Go line by line through the data below and count those that hold "icon". Return only the number.

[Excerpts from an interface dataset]
- Opening Delimiter -
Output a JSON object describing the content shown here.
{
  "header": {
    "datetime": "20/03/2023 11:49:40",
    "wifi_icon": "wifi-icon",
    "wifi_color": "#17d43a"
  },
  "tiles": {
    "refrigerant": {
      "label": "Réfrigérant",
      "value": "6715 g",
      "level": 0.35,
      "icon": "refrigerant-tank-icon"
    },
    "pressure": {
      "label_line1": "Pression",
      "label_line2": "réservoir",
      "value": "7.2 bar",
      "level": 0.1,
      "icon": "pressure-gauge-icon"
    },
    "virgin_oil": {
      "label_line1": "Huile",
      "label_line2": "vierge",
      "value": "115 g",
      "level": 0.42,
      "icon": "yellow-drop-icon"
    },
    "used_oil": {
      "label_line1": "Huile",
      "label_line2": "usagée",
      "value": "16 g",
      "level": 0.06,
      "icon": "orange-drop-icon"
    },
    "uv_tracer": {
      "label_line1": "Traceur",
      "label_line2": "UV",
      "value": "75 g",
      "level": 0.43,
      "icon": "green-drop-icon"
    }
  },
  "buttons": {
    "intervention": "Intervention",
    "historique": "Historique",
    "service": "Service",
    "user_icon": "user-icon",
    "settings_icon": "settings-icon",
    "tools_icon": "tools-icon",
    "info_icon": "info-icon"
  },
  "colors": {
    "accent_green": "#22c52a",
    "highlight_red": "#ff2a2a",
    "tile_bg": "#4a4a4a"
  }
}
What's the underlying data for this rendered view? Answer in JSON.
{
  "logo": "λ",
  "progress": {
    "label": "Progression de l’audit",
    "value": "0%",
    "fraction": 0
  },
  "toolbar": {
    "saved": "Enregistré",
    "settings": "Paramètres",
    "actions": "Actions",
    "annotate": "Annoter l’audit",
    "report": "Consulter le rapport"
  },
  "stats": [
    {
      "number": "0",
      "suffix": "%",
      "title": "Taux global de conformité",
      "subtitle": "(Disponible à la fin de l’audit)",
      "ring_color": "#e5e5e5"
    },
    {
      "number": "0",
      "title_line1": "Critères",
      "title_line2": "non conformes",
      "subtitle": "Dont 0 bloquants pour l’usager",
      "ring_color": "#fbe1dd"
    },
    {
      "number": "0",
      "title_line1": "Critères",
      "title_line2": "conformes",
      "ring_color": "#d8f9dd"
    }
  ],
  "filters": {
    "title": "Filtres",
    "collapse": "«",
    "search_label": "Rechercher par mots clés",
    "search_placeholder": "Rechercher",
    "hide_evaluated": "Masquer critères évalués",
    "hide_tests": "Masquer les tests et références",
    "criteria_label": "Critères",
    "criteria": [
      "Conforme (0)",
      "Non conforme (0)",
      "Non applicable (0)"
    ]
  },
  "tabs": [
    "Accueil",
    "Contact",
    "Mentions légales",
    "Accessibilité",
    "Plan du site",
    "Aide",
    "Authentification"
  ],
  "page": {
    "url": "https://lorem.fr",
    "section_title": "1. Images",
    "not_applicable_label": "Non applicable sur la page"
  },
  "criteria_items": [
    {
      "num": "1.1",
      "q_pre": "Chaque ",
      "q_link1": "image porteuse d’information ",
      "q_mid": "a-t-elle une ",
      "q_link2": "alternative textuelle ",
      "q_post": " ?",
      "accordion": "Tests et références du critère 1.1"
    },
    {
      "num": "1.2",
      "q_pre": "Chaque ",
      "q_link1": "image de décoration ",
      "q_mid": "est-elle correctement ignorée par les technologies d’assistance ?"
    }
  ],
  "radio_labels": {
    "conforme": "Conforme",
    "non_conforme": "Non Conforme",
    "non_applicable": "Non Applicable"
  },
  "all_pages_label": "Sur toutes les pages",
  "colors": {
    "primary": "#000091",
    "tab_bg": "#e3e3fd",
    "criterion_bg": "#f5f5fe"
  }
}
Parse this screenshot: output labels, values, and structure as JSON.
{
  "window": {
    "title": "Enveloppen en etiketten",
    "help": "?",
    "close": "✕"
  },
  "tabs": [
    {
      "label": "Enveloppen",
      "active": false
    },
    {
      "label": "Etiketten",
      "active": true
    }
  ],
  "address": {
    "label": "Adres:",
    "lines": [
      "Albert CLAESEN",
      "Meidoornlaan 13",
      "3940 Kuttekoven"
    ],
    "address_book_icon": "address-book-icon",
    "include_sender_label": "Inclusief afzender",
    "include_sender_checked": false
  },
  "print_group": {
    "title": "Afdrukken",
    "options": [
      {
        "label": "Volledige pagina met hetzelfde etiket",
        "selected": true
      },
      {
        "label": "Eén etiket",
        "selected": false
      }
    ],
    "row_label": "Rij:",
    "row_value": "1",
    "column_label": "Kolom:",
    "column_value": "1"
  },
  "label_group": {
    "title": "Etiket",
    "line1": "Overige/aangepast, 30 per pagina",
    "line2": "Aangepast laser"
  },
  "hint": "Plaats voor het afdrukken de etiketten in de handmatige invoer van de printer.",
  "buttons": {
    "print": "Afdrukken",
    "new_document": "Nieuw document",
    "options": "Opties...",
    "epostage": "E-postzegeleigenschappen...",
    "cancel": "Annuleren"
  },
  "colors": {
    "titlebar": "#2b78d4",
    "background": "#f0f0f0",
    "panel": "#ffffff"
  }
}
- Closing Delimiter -
_ANSWER TO THIS EXERCISE:_ 11